The cast is impeccable. John Williams had previously worked with Hitchcock, most recently in Dial M For Murder. His character is a reluctant source of help for Robie- as an insurance agent, he’s naturally suspicious of the notorious thief at first, and wary of the offer being made. There’s a mannerly keep-calm-and-carry-on sort of manner to the character, which Williams plays to, and as the film goes along Hughson proves to be an indispensible ally to Robie. I like the dry sense of humour for the character- his reaction to Robie’s revelation about his housekeeper’s wartime exploits is wonderfully rendered by Williams.
Jessie Royce Landis would work with Grant again some years later, playing his eye rolling mother in North By Northwest. Here she’s a different kind of mother, playing the role to Grace Kelly’s Frances. Her take on Jessie Stevens is both down to earth and with a good sense of humour. The character is one who came into money as opposed to inherited it, so she doesn’t have the polish that years of finishing school have given her daughter, but she’s likable, wise in her own way and likely to wisecrack. Her daughter, on the other hand, is more given to roll her eyes in exasperation at Jessie’s remarks.
Brigitte Auber’s Danielle is remarked upon by Frances as a child during the film- ironic, as the actress was in fact over a year older than Grace Kelly. Her character has the look of a teen, though, and particularly the attitude- impetuous, sarcastic, and flirtatious. There’s more to her, and the actress has to keep things close to the vest as the movie goes along. One must wonder on the odd occasion why Robie doesn’t take her up on the whole going to South America thing.
Grace Kelly had worked with Hitchcock previously on Rear Window and Dial M For Murder. This was one of her final films- within a couple of years she married Prince Rainier of Monaco. Her character Frances is more mature than her mother, with the sophistication that comes from finishing school. She’s wary of the attention of men- are they after her or after her money? There’s a dash of mischief and spirit in the character early on, in how she banters and flirts with Robie, or spars with Danielle. She sees right through Robie’s cover story, teases him with an unusual offer, and yet turns on him when events take another turn. And yet she’s not so proud that she can’t admit to a mistake. Kelly brings great warmth into the character as time goes on, and she’s got great chemistry with Grant.

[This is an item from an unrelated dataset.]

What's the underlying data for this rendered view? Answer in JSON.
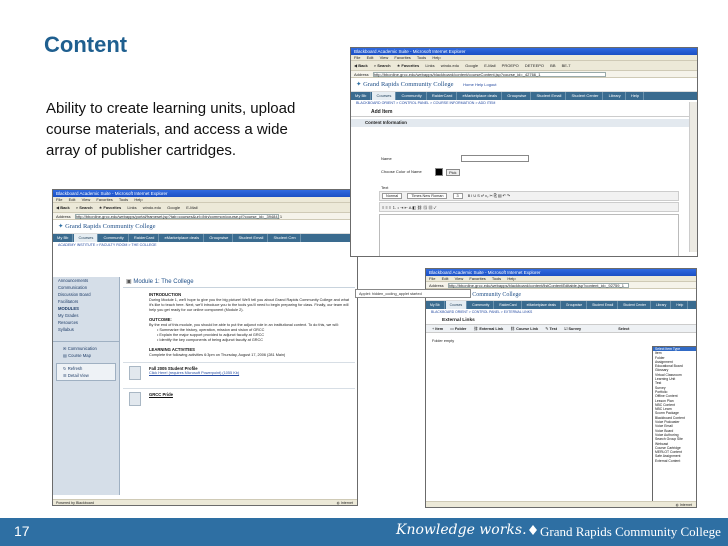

Cary Grant’s take as Robie is one of his best roles, with the actor as suave, charming, and debonair as you expect. He’s rather graceful and calm under pressure, more self assured than the character he would later play in North By Northwest, where he comes into his own gradually as events become chaotic around him. Robie is a resourceful man, quick thinking and able to improvise, and Grant gives him a nicely dry sense of humour- perhaps best summed up in one facial expression before the screen fades to black. I like the nuance he gives to the character- that even though he’s been pardoned for his crimes in the past, he lives out his life always under suspicion when a crime spree happens, and it’s a status that bothers him- he has to prove every day of his life that he doesn’t belong in jail. I like the way he relates to Frances- playful and flirting, trying to resist temptation on one occasion, and able to forgive at another crucial point.
This is one of my favourite films from the master of suspense. Hitchcock gives us a film with a delightful touch, a brisk pace, and wonderful leading actors. The film is more romantic thriller than psychological melodrama as some of Hitchcock’s other works, but it does have the tell tales of his style, and it’s a treat to watch the story unfold. There are many reasons this film’s a classic, and all of them work so incredibly well.